Monday, March 05, 2007

Ghana's Tea Bread Secrets

I've probably had more interest expressed in finding a recipe for Ghana's tea bread than any other recipe.

In 2002 in Ghana I asked the owner of PamFran Co., a bakery in Accra, to teach me to make Ghana-style sugar bread and tea bread. She came to Flair Catering where I was staying, and demonstrated quantities and techniques. After returning to Pennsylvania, my first attempt to recreate her tea bread failed miserably: mine was hard as a rock. I returned to Ghana 2 years later, and went back to Mrs. Spendlove, Pamela Ayele Attipoe, to be shown again. This time I went to her bakery, and realized her commercial mixers and rollers also affect the texture of her bread. I'm still trying to perfect my recipe. I thought I'd share where I am so far.
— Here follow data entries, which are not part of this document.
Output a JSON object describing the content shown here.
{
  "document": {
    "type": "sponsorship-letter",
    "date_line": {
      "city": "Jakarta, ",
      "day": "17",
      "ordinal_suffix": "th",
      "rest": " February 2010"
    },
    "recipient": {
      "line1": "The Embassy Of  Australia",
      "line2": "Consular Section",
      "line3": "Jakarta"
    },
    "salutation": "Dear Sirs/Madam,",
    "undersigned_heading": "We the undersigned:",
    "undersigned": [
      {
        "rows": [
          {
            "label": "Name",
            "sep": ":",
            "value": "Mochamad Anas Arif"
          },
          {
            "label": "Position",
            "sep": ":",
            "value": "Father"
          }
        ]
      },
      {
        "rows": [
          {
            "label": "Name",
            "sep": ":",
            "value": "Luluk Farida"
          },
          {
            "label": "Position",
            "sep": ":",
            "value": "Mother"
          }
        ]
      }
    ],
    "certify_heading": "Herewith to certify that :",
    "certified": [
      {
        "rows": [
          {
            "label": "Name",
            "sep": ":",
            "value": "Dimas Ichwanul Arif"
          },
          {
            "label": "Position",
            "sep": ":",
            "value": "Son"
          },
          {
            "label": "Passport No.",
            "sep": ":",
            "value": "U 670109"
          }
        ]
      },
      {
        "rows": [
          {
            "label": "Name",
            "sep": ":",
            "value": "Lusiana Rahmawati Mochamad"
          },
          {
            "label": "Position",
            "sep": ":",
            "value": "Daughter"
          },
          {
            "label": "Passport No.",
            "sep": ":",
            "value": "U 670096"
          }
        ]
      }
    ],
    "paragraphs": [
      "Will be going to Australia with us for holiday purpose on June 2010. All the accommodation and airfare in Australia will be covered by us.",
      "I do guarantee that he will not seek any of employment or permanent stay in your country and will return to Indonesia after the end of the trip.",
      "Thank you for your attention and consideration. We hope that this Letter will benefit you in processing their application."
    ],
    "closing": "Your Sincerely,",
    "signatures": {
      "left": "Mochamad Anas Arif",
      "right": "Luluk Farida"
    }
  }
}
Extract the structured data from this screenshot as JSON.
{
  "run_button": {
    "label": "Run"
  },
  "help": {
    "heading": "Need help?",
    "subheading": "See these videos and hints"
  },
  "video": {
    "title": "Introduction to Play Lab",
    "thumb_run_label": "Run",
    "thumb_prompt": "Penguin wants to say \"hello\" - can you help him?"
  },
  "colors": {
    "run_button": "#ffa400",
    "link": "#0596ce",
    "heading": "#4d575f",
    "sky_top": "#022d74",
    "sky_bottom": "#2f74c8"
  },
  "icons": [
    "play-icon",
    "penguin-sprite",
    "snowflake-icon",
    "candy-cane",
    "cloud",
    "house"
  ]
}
One difference between Ghana and Pennsylvania tea bread is the gluten content in the flour: Ghana's has more gluten. In Accra we mixed flour from Takoradi and Irani mills to average the hardness (Ghana does not grow its own wheat, but imports it and mills it locally. I've read that around 90% comes from the U.S. I think, but am not sure, that it imports mostly hard red winter wheat). This time I used bread flour, which may still not be as hard.

Anyhow, I've combined the 2 lessons in Accra with another, older recipe from the 1953 edition of Gold Coast Nutrition and Cookery. The 1953 recipe uses palm wine, but I substituted yeast and a little extra water. However, I noticed that Marian Shardow has a recipe for palm wine bread in her A Taste of Hospitality and says you can substitute white wine for palm wine. I'll try that next. I'm still having some trouble getting the sugar and salt in the right proportions, and my dough is rising faster than the 8 hours it takes in Ghana, but I'll keep working on it. In the meantime, any of you who'd like to take a crack at it and let me know your versions/results, here's where I've gotten to so far with my recipe development (I'm using U.S. measurements):
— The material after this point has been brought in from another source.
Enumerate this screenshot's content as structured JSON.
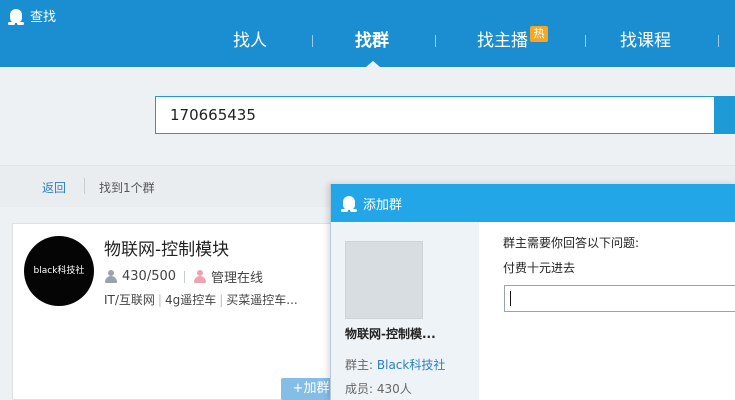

2 lb. 3 oz. of bread flour (about 7 1/2 cups)
2 oz. of sugar (this needs increasing some, I think)
1.5 t yeast (or 1 rounded teaspoon; I may try 1 t next time)
2 t ground nutmeg (reduce to 1 1/2 t?)
2 t salt (down from 1 T)
4 oz margarine
about 2 cups warm water

I weighed, then sifted the flour, added the sugar, yeast, nutmeg and salt, and mixed in the water gradually, first with a spoon, then my hands. Finally, I continued mixing in the margarine (not butter) with my hands.
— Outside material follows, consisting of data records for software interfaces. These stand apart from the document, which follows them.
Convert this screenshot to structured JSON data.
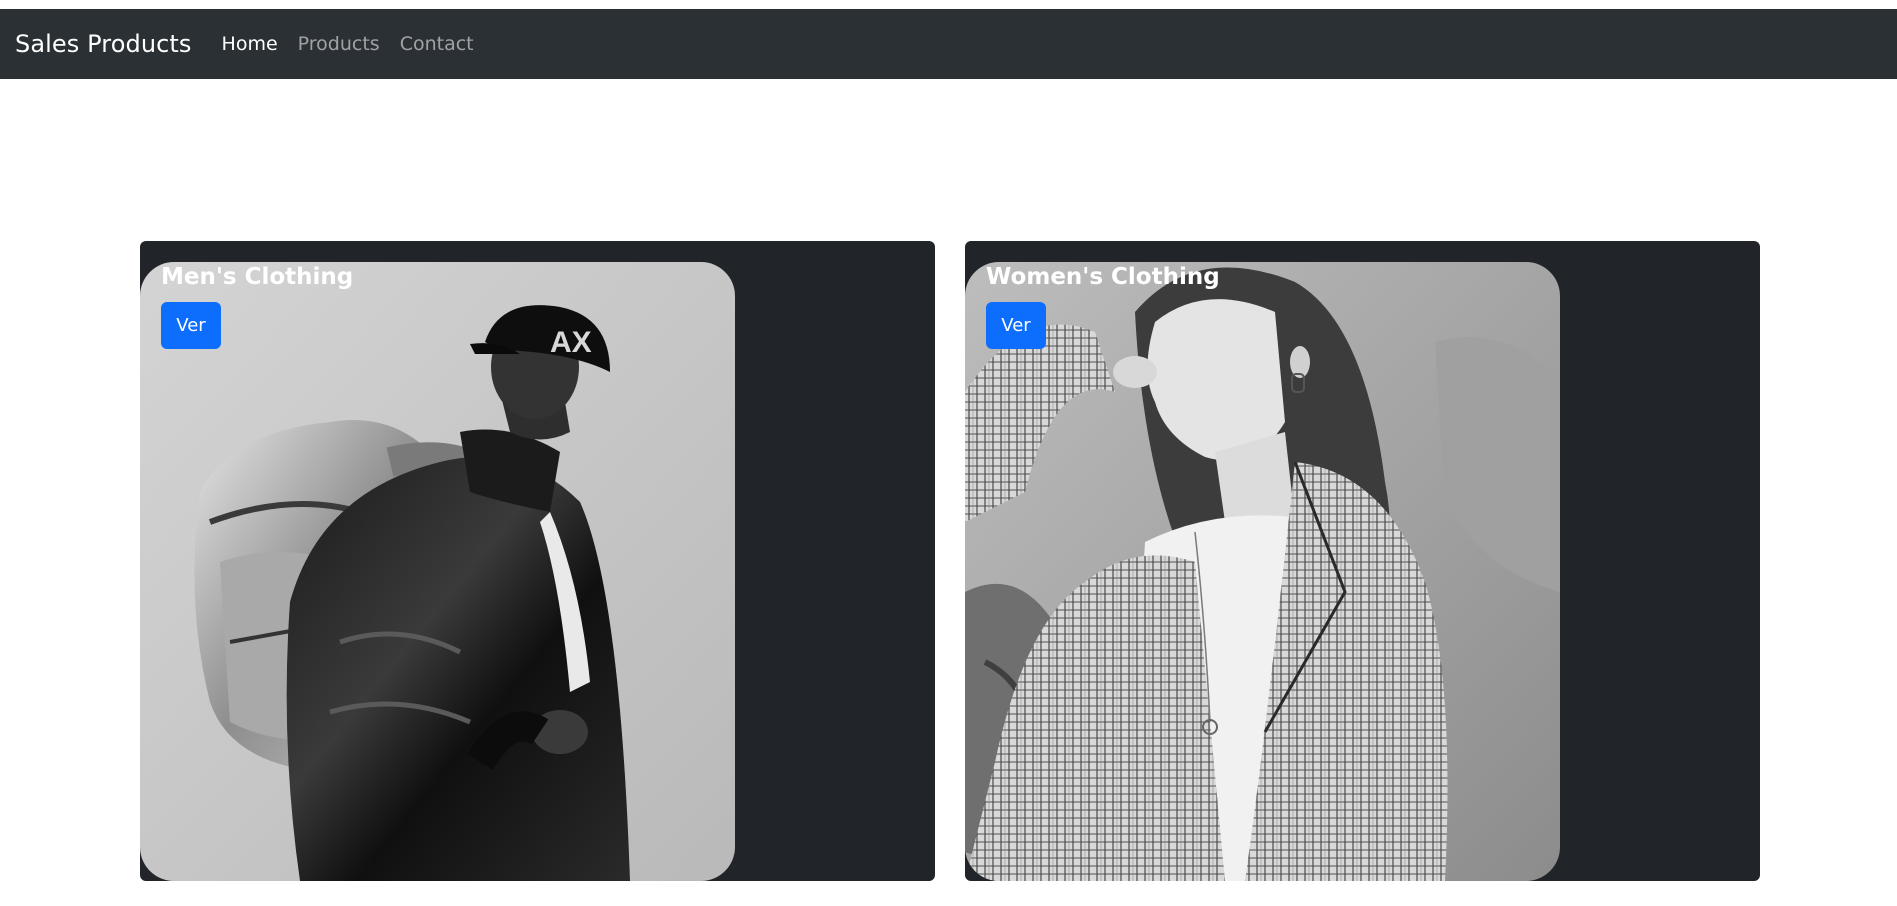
{
  "navbar": {
    "brand": "Sales Products",
    "links": [
      {
        "label": "Home",
        "active": true
      },
      {
        "label": "Products",
        "active": false
      },
      {
        "label": "Contact",
        "active": false
      }
    ]
  },
  "colors": {
    "navbar_bg": "#2b3035",
    "card_bg": "#212529",
    "button_bg": "#0d6efd"
  },
  "cards": [
    {
      "title": "Men's Clothing",
      "button_label": "Ver",
      "image": "man-with-backpack-photo"
    },
    {
      "title": "Women's Clothing",
      "button_label": "Ver",
      "image": "woman-in-plaid-blazer-photo"
    }
  ]
}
I kneaded the dough on a floured surface for about 10 minutes until it was elastic and smooth (it's a stiffer dough than a normal white or whole wheat dough), and turned it into a greased bowl, covered it with a dishtowel and set it in a warm oven to rest and ferment for about half an hour. Then I punched the dough down, divided it in half and stretched each half out and formed each into one-pound loaves to put inside lightly greased aluminum bread pans I brought from Ghana and let them rise (proof) inside my warm oven with a bowl of water below them to keep them from drying out (I also covered them with the dish towel). Instead of the 8 hours I was hoping for, after 4 hours they were at the top of the pans and needed to be baked. I put them in a hot oven (425 degrees F) for about 15 minutes, then turned the heat down to 375 for another 30 minutes. Next time I'll just cook them at 375 degrees for the full 45 minutes or so (my crust browned too quickly).

Today I halved the recipe and just added everything into my bread machine on the dough setting and mixed it, then turned it into a lightly greased bowl to let it rise. It's still rising. I'll wait 7 or 8 hours before I punch it down and make the loaf, then let it rise for about 30 minutes and bake it at 375 degrees F for about 45 minutes.

Family taste test: For the first version listed above my husband said there was an elusive flavoring he seemed to think his mother's tea bread used to have (someone suggested it might be mace?). Teenager Sam said he thought mine had too much nutmeg and the texture was different, plus the crust was too tough. Sam and I thought there was too much salt, but my husband disagreed. I'll let you know how the recipe testing process goes as we keep working on this. Please do share your insights.